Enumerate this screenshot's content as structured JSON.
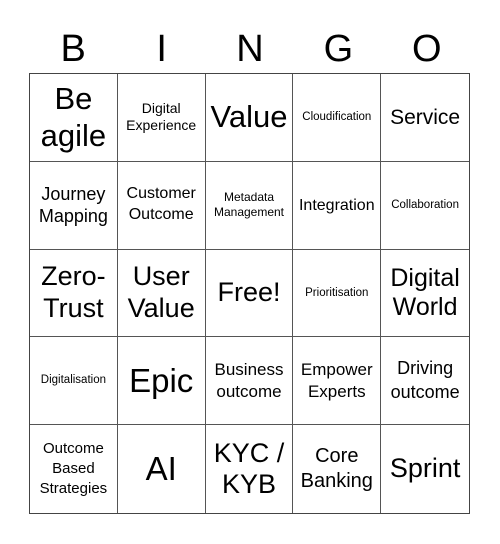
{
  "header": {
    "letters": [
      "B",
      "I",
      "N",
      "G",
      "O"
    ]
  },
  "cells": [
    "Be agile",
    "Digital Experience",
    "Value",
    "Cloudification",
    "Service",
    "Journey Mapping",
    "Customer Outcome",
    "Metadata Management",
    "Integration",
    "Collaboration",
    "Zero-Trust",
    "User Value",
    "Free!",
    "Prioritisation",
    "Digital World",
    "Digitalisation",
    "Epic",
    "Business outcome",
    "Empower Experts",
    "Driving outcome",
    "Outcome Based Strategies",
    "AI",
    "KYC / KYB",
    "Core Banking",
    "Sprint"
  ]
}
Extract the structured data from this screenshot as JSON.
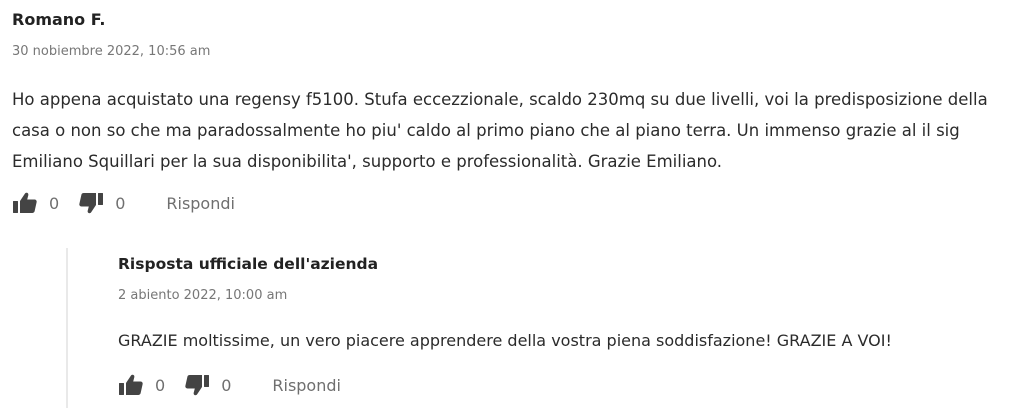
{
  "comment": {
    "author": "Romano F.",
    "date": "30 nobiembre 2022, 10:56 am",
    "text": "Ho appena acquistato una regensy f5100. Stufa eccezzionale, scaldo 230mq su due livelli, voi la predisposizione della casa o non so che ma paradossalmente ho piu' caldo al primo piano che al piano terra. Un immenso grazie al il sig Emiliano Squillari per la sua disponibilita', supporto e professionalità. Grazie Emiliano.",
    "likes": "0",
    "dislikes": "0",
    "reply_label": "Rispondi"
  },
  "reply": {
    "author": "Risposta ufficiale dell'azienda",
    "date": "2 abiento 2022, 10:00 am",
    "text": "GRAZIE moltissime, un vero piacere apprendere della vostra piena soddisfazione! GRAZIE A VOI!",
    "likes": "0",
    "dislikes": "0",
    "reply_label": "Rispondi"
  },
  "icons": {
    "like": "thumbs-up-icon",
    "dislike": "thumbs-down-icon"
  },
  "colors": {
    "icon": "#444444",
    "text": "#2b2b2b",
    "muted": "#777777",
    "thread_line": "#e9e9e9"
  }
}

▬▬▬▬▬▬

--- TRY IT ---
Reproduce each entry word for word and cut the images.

--- REPLY ---
Enumerate this screenshot's content as structured JSON.
{
  "header": {
    "letters": [
      "B",
      "I",
      "N",
      "G",
      "O"
    ]
  },
  "cells": [
    "Be agile",
    "Digital Experience",
    "Value",
    "Cloudification",
    "Service",
    "Journey Mapping",
    "Customer Outcome",
    "Metadata Management",
    "Integration",
    "Collaboration",
    "Zero-Trust",
    "User Value",
    "Free!",
    "Prioritisation",
    "Digital World",
    "Digitalisation",
    "Epic",
    "Business outcome",
    "Empower Experts",
    "Driving outcome",
    "Outcome Based Strategies",
    "AI",
    "KYC / KYB",
    "Core Banking",
    "Sprint"
  ]
}
Extract the structured data from this screenshot as JSON.
{
  "comment": {
    "author": "Romano F.",
    "date": "30 nobiembre 2022, 10:56 am",
    "text": "Ho appena acquistato una regensy f5100. Stufa eccezzionale, scaldo 230mq su due livelli, voi la predisposizione della casa o non so che ma paradossalmente ho piu' caldo al primo piano che al piano terra. Un immenso grazie al il sig Emiliano Squillari per la sua disponibilita', supporto e professionalità. Grazie Emiliano.",
    "likes": "0",
    "dislikes": "0",
    "reply_label": "Rispondi"
  },
  "reply": {
    "author": "Risposta ufficiale dell'azienda",
    "date": "2 abiento 2022, 10:00 am",
    "text": "GRAZIE moltissime, un vero piacere apprendere della vostra piena soddisfazione! GRAZIE A VOI!",
    "likes": "0",
    "dislikes": "0",
    "reply_label": "Rispondi"
  },
  "icons": {
    "like": "thumbs-up-icon",
    "dislike": "thumbs-down-icon"
  },
  "colors": {
    "icon": "#444444",
    "text": "#2b2b2b",
    "muted": "#777777",
    "thread_line": "#e9e9e9"
  }
}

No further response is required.